**Work instruction:**
Restate every entry word for word.

*** Opening Data records ***

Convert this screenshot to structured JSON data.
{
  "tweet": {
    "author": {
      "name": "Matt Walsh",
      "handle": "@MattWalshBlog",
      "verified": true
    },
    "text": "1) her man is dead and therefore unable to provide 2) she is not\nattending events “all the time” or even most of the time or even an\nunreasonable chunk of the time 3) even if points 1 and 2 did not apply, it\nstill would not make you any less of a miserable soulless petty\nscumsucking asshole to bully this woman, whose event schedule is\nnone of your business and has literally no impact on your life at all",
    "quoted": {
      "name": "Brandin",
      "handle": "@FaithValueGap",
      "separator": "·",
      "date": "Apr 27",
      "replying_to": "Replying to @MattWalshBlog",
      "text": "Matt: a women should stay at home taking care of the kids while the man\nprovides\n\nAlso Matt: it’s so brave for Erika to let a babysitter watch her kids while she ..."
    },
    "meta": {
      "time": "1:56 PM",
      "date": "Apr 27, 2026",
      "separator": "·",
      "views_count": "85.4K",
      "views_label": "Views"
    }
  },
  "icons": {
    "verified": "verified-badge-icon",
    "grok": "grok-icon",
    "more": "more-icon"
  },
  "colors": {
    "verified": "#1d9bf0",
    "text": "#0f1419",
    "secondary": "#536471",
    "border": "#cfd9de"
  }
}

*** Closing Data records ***

**Reply to the exercise:**
Convert this screenshot to structured JSON data.
{
  "tweet": {
    "author": {
      "name": "Matt Walsh",
      "handle": "@MattWalshBlog",
      "verified": true
    },
    "text": "1) her man is dead and therefore unable to provide 2) she is not\nattending events “all the time” or even most of the time or even an\nunreasonable chunk of the time 3) even if points 1 and 2 did not apply, it\nstill would not make you any less of a miserable soulless petty\nscumsucking asshole to bully this woman, whose event schedule is\nnone of your business and has literally no impact on your life at all",
    "quoted": {
      "name": "Brandin",
      "handle": "@FaithValueGap",
      "separator": "·",
      "date": "Apr 27",
      "replying_to": "Replying to @MattWalshBlog",
      "text": "Matt: a women should stay at home taking care of the kids while the man\nprovides\n\nAlso Matt: it’s so brave for Erika to let a babysitter watch her kids while she ..."
    },
    "meta": {
      "time": "1:56 PM",
      "date": "Apr 27, 2026",
      "separator": "·",
      "views_count": "85.4K",
      "views_label": "Views"
    }
  },
  "icons": {
    "verified": "verified-badge-icon",
    "grok": "grok-icon",
    "more": "more-icon"
  },
  "colors": {
    "verified": "#1d9bf0",
    "text": "#0f1419",
    "secondary": "#536471",
    "border": "#cfd9de"
  }
}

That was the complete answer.